Wildlife Victoria and Phillip Island Nature Parks will continue to work alongside the Bass Coast Shire Council and the Department of Transport and Planning to roll out additional mitigation strategies such as speed limit reviews, wildlife messaging for major events, and increased community and tourist engagement.

Wildlife Victoria CEO Lisa Palma said:

“We understand accidents happen. All we ask is that when they do, drivers call Wildlife Victoria to report them. Our Emergency Response Service is staffed by a team of highly experienced operators 24 hours a day, seven days a week, who can provide advice and, when required, dispatch a volunteer rescuer.

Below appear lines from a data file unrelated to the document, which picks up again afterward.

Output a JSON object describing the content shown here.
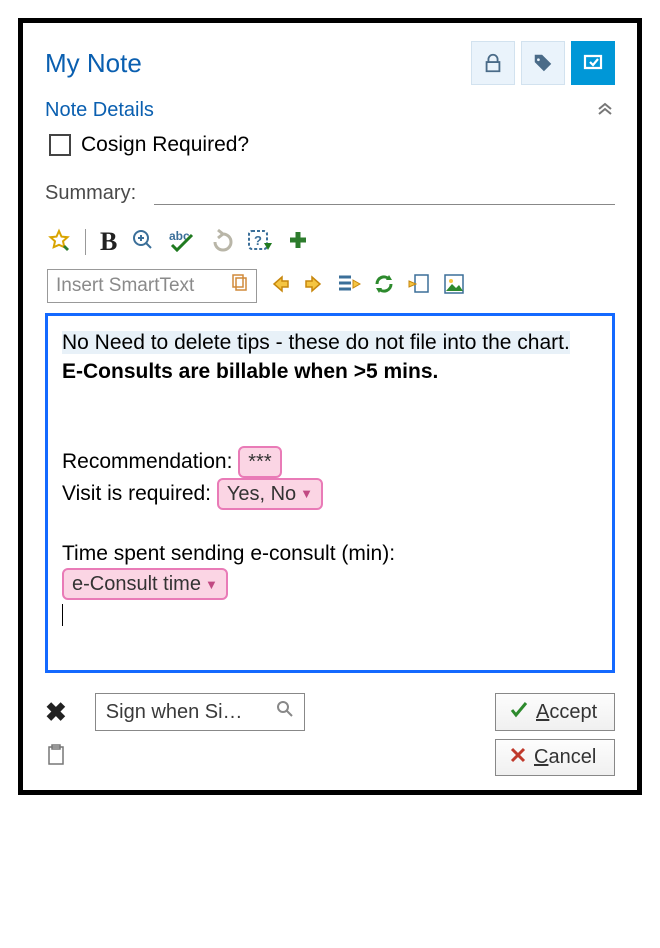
{
  "header": {
    "title": "My Note"
  },
  "details": {
    "title": "Note Details",
    "cosign_label": "Cosign Required?"
  },
  "summary": {
    "label": "Summary:",
    "value": ""
  },
  "smarttext": {
    "placeholder": "Insert SmartText"
  },
  "editor": {
    "tip_line": "No Need to delete tips - these do not file into the chart.",
    "billable_line": "E-Consults are billable when >5 mins.",
    "recommendation_label": "Recommendation:",
    "recommendation_field": "***",
    "visit_label": "Visit is required:",
    "visit_field": "Yes, No",
    "time_label": "Time spent sending e-consult (min):",
    "time_field": "e-Consult time"
  },
  "footer": {
    "sign_placeholder": "Sign when Si…",
    "accept": "ccept",
    "cancel": "ancel"
  },
  "colors": {
    "link": "#0a5fb0",
    "smart_bg": "#fbd5e4",
    "smart_border": "#e97bb7",
    "editor_border": "#1469ff"
  }
}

You might just save a life.”

Phillip Island Nature Parks Conservation Manager Jessica McKelson said:

“Phillip Island is home to some of Victoria’s most unique and wonderful wildlife, penguins, endangered Eastern Barred Bandicoots and threatened birdlife. We are extremely lucky to live on an island haven with native wildlife and grateful that our collaborative efforts can contribute to motorist awareness.

“It is everybody’s responsibility to help protect and care for our local wildlife, particularly in peak holiday periods when more visitors travel to Phillip Island to enjoy our beautiful landscapes and natural wonders, and there is more traffic on our roads.

“We encourage the community to slow down on the roads, particularly at dawn and dusk when animals are active.”

Bass Coast Shire Council Mayor Cr Clare Le Serve said:

“Each year, Bass Coast attracts more than 3 million visitors to our beautiful part of the world – and that number is only expected to grow.

“Caring for our environment and our wildlife is a community obligation. We encourage our residents and visitors to be our eyes and ears on Phillip Island to ensure wildlife experts can respond as quickly as possible to sick, injured, or orphaned animals.”

Department of Transport and Planning, Regional Director (Gippsland) Beth Liley said:

“We encourage all road users to remain vigilant of wildlife across our transport network, to travel at safe speeds, leave plenty of space between them and the car in front and take extra care in signposted areas where wildlife may be more active.”

/Public Release. View in full here.